Often, our hosts cooked for us. We'd sit in their lovely dining room, or on a porch overlooking gorgeous flowers, and dine on fresh and tasty food. At Bron-y-garth, our hostess placed a magnificent "summer pudding" on the table, piles of deep red fruits like raspberries and currants covered with bread slices left to sit overnight and soak up the colors.

On our layover day in Hay on Wye, we walked the town: its meandering river, bookstores and a restaurant, the Swan, so wonderful that we returned both evenings for a drink in the garden and dinner.

In Kington, we spent a morning at the Owl Farm, hitching a ride from a Royal Mail guy (we got lost on the way) and later driven to the trailhead by Jay, Owl Farm entrepreneur. He's collected damaged birds and animals, healed and bred them, creating a place people of all ages loved to wander and touch the animals.

In Welshpool, we spent a morning walking Powys Castle's tree plantations and gazing at lush flowers before hitting the trail. Another day, we walked across Pontcysyllte, the world's highest working aqueduct, 128 feet above the river Dee. Once a coal corridor, it now transports tour boats from one side of the valley to the other.

The Offa's Dyke trail brings a good dose of vibrancy and income to these small towns. Several companies offer to tailor an itinerary, lodging and maps for you, fit for your abilities and your budget. We used Celtic Trails.

I'm wondering if we couldn't, in our northern Minnesota region, create a network of eateries and bed-and-breakfasts that would welcome visitors to walk, bike, motorcycle, ski and snowmobile from one point to another.

We already have the Superior Hiking Trail, from Jay Cooke to the Canadian border. Last year, I met a man and his wife hiking the whole of it, but they were disappointed that there were no campsites between the southern start at Jay Cooke and all of Duluth. I've hiked that stretch, too — not even a cup of coffee trailside.

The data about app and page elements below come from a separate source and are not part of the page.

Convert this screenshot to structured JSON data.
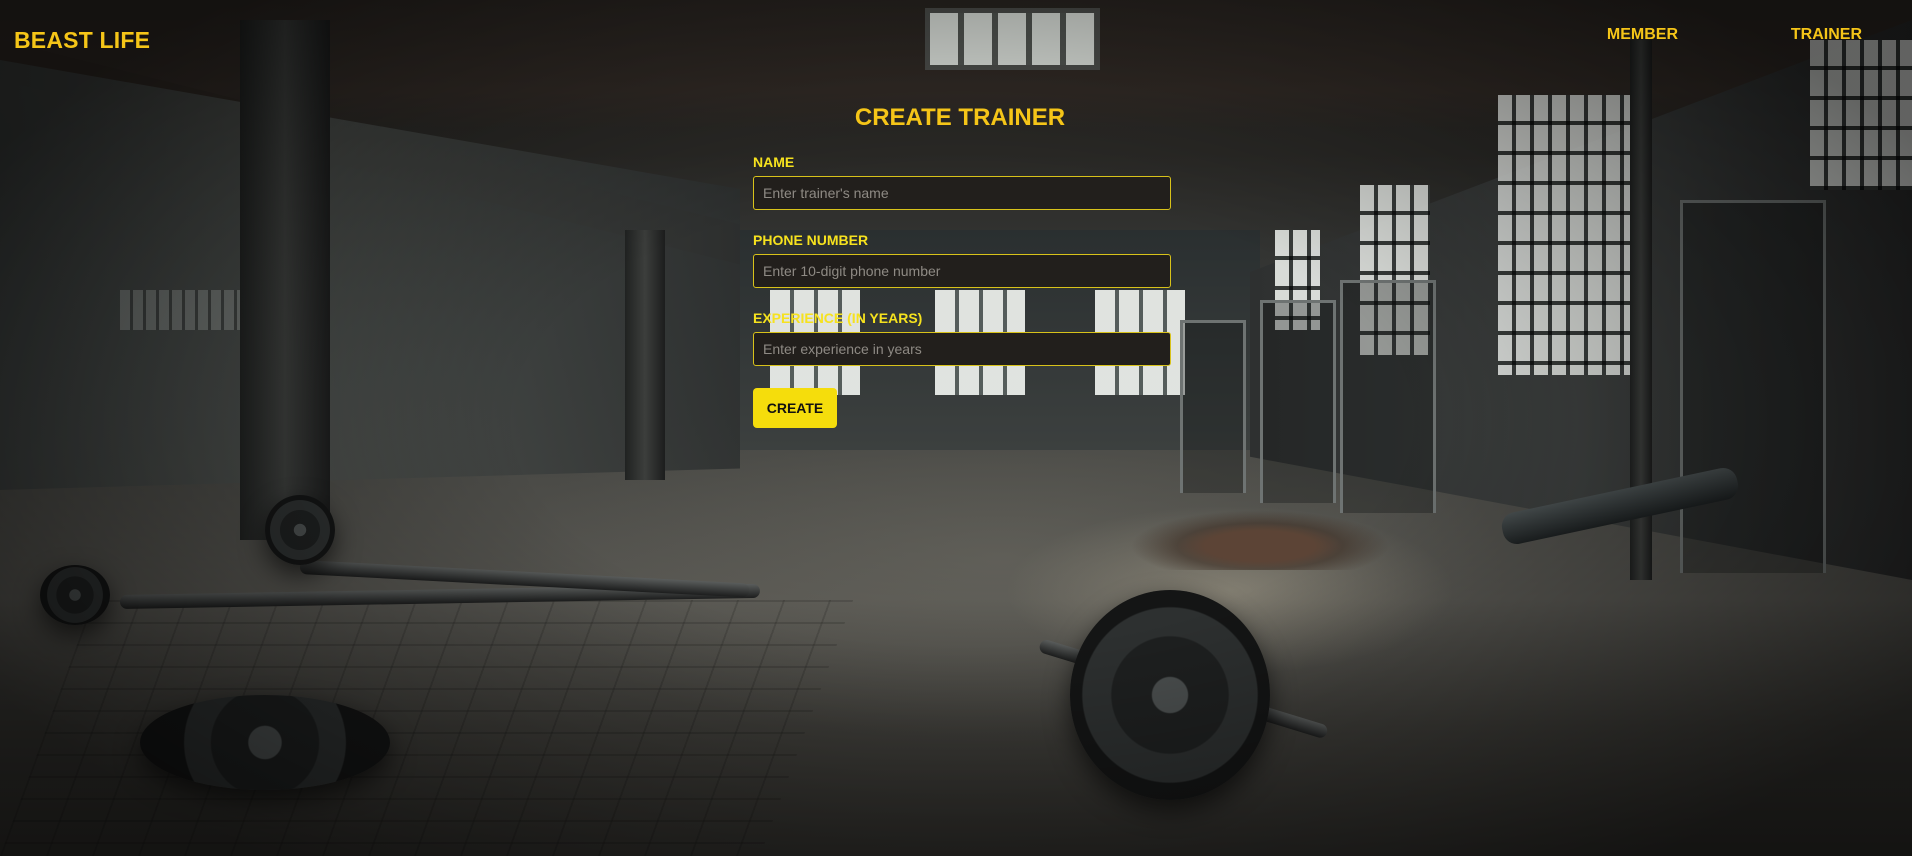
{
  "header": {
    "brand": "BEAST LIFE",
    "nav": [
      {
        "label": "MEMBER"
      },
      {
        "label": "TRAINER"
      }
    ]
  },
  "form": {
    "title": "CREATE TRAINER",
    "fields": [
      {
        "label": "NAME",
        "placeholder": "Enter trainer's name",
        "value": ""
      },
      {
        "label": "PHONE NUMBER",
        "placeholder": "Enter 10-digit phone number",
        "value": ""
      },
      {
        "label": "EXPERIENCE (IN YEARS)",
        "placeholder": "Enter experience in years",
        "value": ""
      }
    ],
    "submit_label": "CREATE"
  },
  "colors": {
    "accent": "#f5c518",
    "label": "#f6e21e",
    "button": "#f5dd0c",
    "input_background": "#221f1c",
    "input_border": "#d8c21a"
  }
}
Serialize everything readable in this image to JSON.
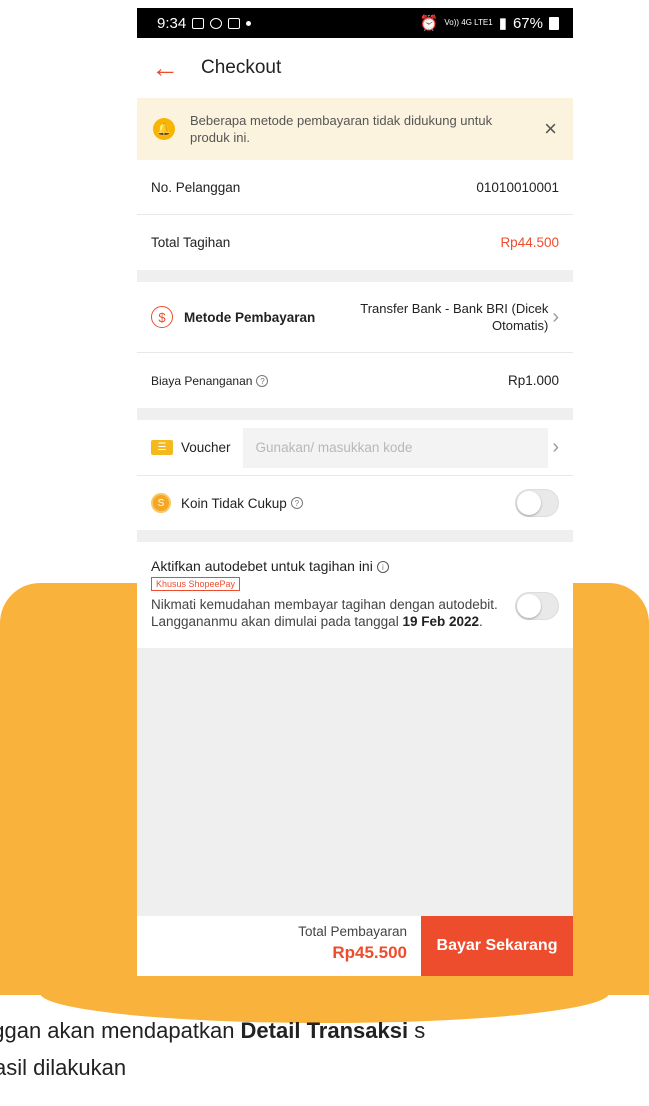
{
  "status": {
    "time": "9:34",
    "signal_text": "Vo)) 4G LTE1",
    "battery": "67%"
  },
  "header": {
    "title": "Checkout",
    "back_arrow": "←"
  },
  "banner": {
    "text": "Beberapa metode pembayaran tidak didukung untuk produk ini.",
    "close": "×"
  },
  "customer": {
    "label": "No. Pelanggan",
    "value": "01010010001"
  },
  "bill": {
    "label": "Total Tagihan",
    "value": "Rp44.500"
  },
  "payment": {
    "label": "Metode Pembayaran",
    "value": "Transfer Bank - Bank BRI (Dicek Otomatis)",
    "icon": "$"
  },
  "fee": {
    "label": "Biaya Penanganan",
    "value": "Rp1.000"
  },
  "voucher": {
    "label": "Voucher",
    "placeholder": "Gunakan/ masukkan kode"
  },
  "coin": {
    "label": "Koin Tidak Cukup"
  },
  "autodebit": {
    "title": "Aktifkan autodebet untuk tagihan ini",
    "badge": "Khusus ShopeePay",
    "desc": "Nikmati kemudahan membayar tagihan dengan autodebit. Langgananmu akan dimulai pada tanggal ",
    "date": "19 Feb 2022",
    "period": "."
  },
  "footer": {
    "total_label": "Total Pembayaran",
    "total_value": "Rp45.500",
    "pay_button": "Bayar Sekarang"
  },
  "caption": {
    "line1_pre": "nggan akan mendapatkan ",
    "line1_bold": "Detail Transaksi",
    "line1_post": " s",
    "line2": "asil dilakukan"
  },
  "colors": {
    "accent": "#ee4d2d",
    "background_shape": "#f9b23b",
    "banner_bg": "#fcf3df"
  }
}
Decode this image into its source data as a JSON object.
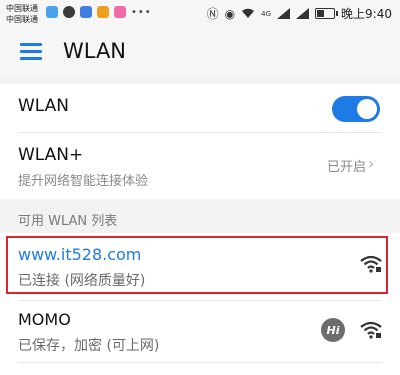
{
  "status_bar": {
    "carrier_1": "中国联通",
    "carrier_2": "中国联通",
    "dots": "•••",
    "signal_label": "4G",
    "time": "晚上9:40"
  },
  "header": {
    "title": "WLAN"
  },
  "settings": {
    "wlan_toggle": {
      "label": "WLAN",
      "enabled": true
    },
    "wlan_plus": {
      "label": "WLAN+",
      "subtitle": "提升网络智能连接体验",
      "status": "已开启"
    }
  },
  "network_list": {
    "section_title": "可用 WLAN 列表",
    "networks": [
      {
        "name": "www.it528.com",
        "status": "已连接 (网络质量好)",
        "connected": true,
        "secured": true
      },
      {
        "name": "MOMO",
        "status": "已保存，加密 (可上网)",
        "connected": false,
        "secured": true,
        "badge": "Hi"
      }
    ]
  },
  "colors": {
    "accent": "#1e7be6",
    "highlight_border": "#d8262e",
    "background": "#f2f2f2"
  }
}
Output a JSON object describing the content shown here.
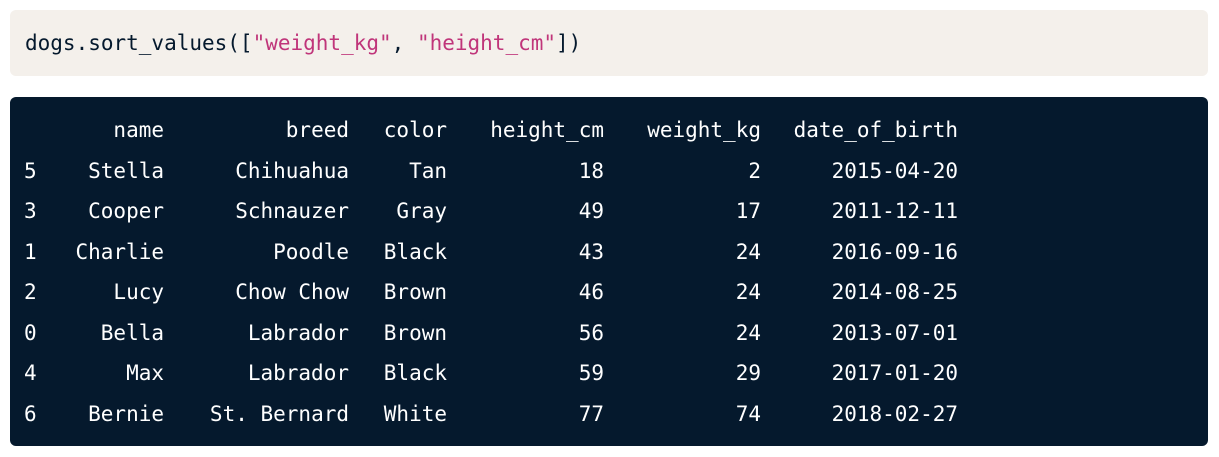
{
  "code": {
    "prefix": "dogs.sort_values([",
    "arg1": "\"weight_kg\"",
    "sep": ", ",
    "arg2": "\"height_cm\"",
    "suffix": "])"
  },
  "table": {
    "columns": [
      "",
      "name",
      "breed",
      "color",
      "height_cm",
      "weight_kg",
      "date_of_birth"
    ],
    "rows": [
      [
        "5",
        "Stella",
        "Chihuahua",
        "Tan",
        "18",
        "2",
        "2015-04-20"
      ],
      [
        "3",
        "Cooper",
        "Schnauzer",
        "Gray",
        "49",
        "17",
        "2011-12-11"
      ],
      [
        "1",
        "Charlie",
        "Poodle",
        "Black",
        "43",
        "24",
        "2016-09-16"
      ],
      [
        "2",
        "Lucy",
        "Chow Chow",
        "Brown",
        "46",
        "24",
        "2014-08-25"
      ],
      [
        "0",
        "Bella",
        "Labrador",
        "Brown",
        "56",
        "24",
        "2013-07-01"
      ],
      [
        "4",
        "Max",
        "Labrador",
        "Black",
        "59",
        "29",
        "2017-01-20"
      ],
      [
        "6",
        "Bernie",
        "St. Bernard",
        "White",
        "77",
        "74",
        "2018-02-27"
      ]
    ]
  },
  "colors": {
    "code_bg": "#f4f0eb",
    "code_text": "#05192d",
    "string_text": "#c0357a",
    "output_bg": "#05192d",
    "output_text": "#ffffff"
  }
}
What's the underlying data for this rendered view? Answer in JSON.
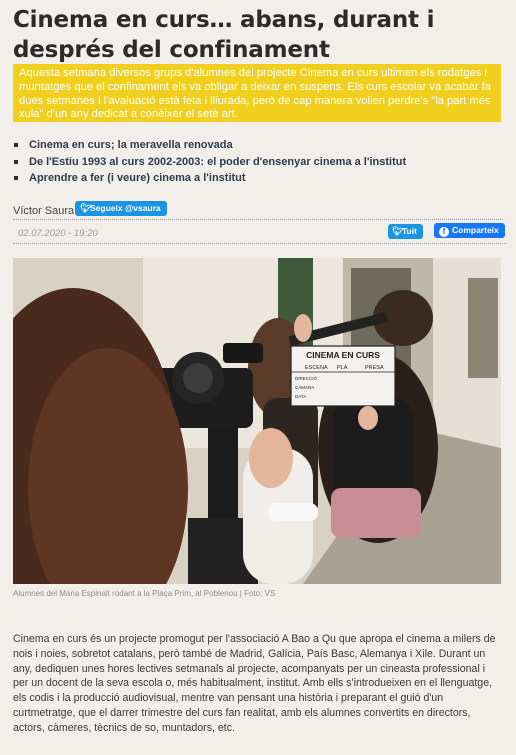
{
  "article": {
    "title": "Cinema en curs… abans, durant i després del confinament",
    "lead": "Aquesta setmana diversos grups d'alumnes del projecte Cinema en curs ultimen els rodatges i muntatges que el confinament els va obligar a deixar en suspens. Els curs escolar va acabar fa dues setmanes i l'avaluació està feta i lliurada, però de cap manera volien perdre's \"la part més xula\" d'un any dedicat a conèixer el setè art.",
    "related": [
      "Cinema en curs; la meravella renovada",
      "De l'Estiu 1993 al curs 2002-2003: el poder d'ensenyar cinema a l'institut",
      "Aprendre a fer (i veure) cinema a l'institut"
    ],
    "author": "Víctor Saura",
    "follow_label": "Segueix @vsaura",
    "date": "02.07.2020 - 19:20",
    "share": {
      "tweet_label": "Tuit",
      "facebook_label": "Comparteix"
    },
    "photo": {
      "caption": "Alumnes del Maria Espinalt rodant a la Plaça Prim, al Poblenou | Foto: VS",
      "clapper_title": "CINEMA EN CURS",
      "clapper_cols": [
        "ESCENA",
        "PLA",
        "PRESA"
      ],
      "clapper_rows": [
        "DIRECCIÓ",
        "CÀMARA",
        "DATA"
      ]
    },
    "body": "Cinema en curs és un projecte promogut per l'associació A Bao a Qu que apropa el cinema a milers de nois i noies, sobretot catalans, però també de Madrid, Galícia, País Basc, Alemanya i Xile. Durant un any, dediquen unes hores lectives setmanals al projecte, acompanyats per un cineasta professional i per un docent de la seva escola o, més habitualment, institut. Amb ells s'introdueixen en el llenguatge, els codis i la producció audiovisual, mentre van pensant una història i preparant el guió d'un curtmetratge, que el darrer trimestre del curs fan realitat, amb els alumnes convertits en directors, actors, càmeres, tècnics de so, muntadors, etc."
  },
  "colors": {
    "lead_background": "#f0cf1e",
    "twitter": "#1b95e0",
    "facebook": "#1877f2",
    "page_background": "#f2efea"
  },
  "icons": [
    "twitter-bird-icon",
    "facebook-icon"
  ]
}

How about the Munger Trail? The Soo Line and our other snowmobile and four-wheeler trails? Wouldn't it be nice to stop off for a hearty meal and overnight somewhere along the way? Where the encounter encourages conversation with your hosts?

Area bars and restaurants offer food and drink, but not lodging. Last winter, I was delighted to find two vehicles, one each from Wisconsin and Minnesota, in our Fond du Lac Ski Trail parking lot. Their occupants had come to stay in a Cromwell bed-and-breakfast and ski the trail.

Close to Jay Cooke and the Munger Trail, the restored Oldenburg House offers rooms, breakfast and sometimes, wonderful music, too. It's already a favorite of cyclists.

Bit by bit, we could do it!